In early October the Aquarium hatched giant sea bass larvae after a spawning event. One of these larvae survived and is now thriving behind the scenes.
Giant sea bass, which are listed as endangered, are difficult to breed in aquarium environments. Only one other facility has had success in breeding giant sea bass. The Aquarium was able to raise one juvenile to forty-three days in 2003, but this year’s surviving fish has now surpassed that milestone, and husbandry staff members foresee its long-term survival.
The Aquarium of the Pacific is the first public aquarium to successfully breed and raise this species.
The 2003 spawning event occurred when exhibit temperature in Honda Blue Cavern, where the Aquarium’s three adults live, reached 65 degrees F. In 2016 husbandry staff adjusted the water to the same temperature. Within a few days, courtship behavior in the well-established pair was observed, and over the next several days six spawning events took place. Most of the larvae did not survive past the hatch date.
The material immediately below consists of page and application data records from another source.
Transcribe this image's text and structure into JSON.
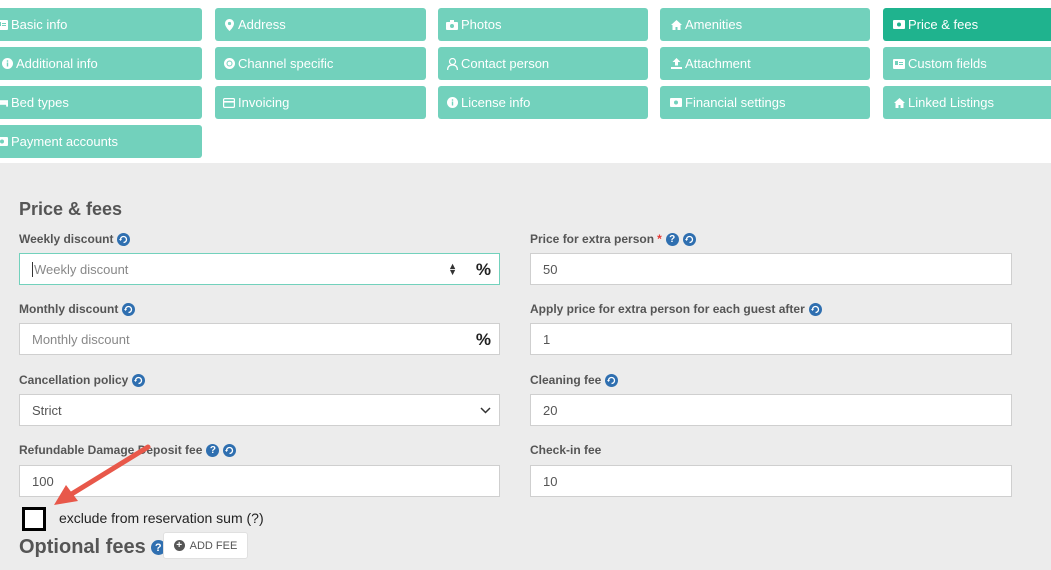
{
  "tabs": {
    "basic_info": "Basic info",
    "address": "Address",
    "photos": "Photos",
    "amenities": "Amenities",
    "price_fees": "Price & fees",
    "additional_info": "Additional info",
    "channel_specific": "Channel specific",
    "contact_person": "Contact person",
    "attachment": "Attachment",
    "custom_fields": "Custom fields",
    "bed_types": "Bed types",
    "invoicing": "Invoicing",
    "license_info": "License info",
    "financial_settings": "Financial settings",
    "linked_listings": "Linked Listings",
    "payment_accounts": "Payment accounts"
  },
  "colors": {
    "tab": "#72d1bc",
    "tab_active": "#1fb38e",
    "panel": "#ececec",
    "info_icon": "#2f6fb0",
    "arrow": "#e8584a"
  },
  "form": {
    "section_title": "Price & fees",
    "weekly_discount": {
      "label": "Weekly discount",
      "placeholder": "Weekly discount",
      "suffix": "%"
    },
    "monthly_discount": {
      "label": "Monthly discount",
      "placeholder": "Monthly discount",
      "suffix": "%"
    },
    "cancellation_policy": {
      "label": "Cancellation policy",
      "value": "Strict"
    },
    "damage_deposit": {
      "label": "Refundable Damage Deposit fee",
      "value": "100"
    },
    "extra_person_price": {
      "label": "Price for extra person",
      "required": "*",
      "value": "50"
    },
    "extra_person_after": {
      "label": "Apply price for extra person for each guest after",
      "value": "1"
    },
    "cleaning_fee": {
      "label": "Cleaning fee",
      "value": "20"
    },
    "checkin_fee": {
      "label": "Check-in fee",
      "value": "10"
    },
    "exclude_checkbox_label": "exclude from reservation sum (?)",
    "optional_fees_title": "Optional fees",
    "add_fee_button": "ADD FEE"
  }
}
The Aquarium’s work to reproduce this species is particularly important because giant sea bass are listed as Critically Endangered on the International Union for Conservation of Nature’s Red List.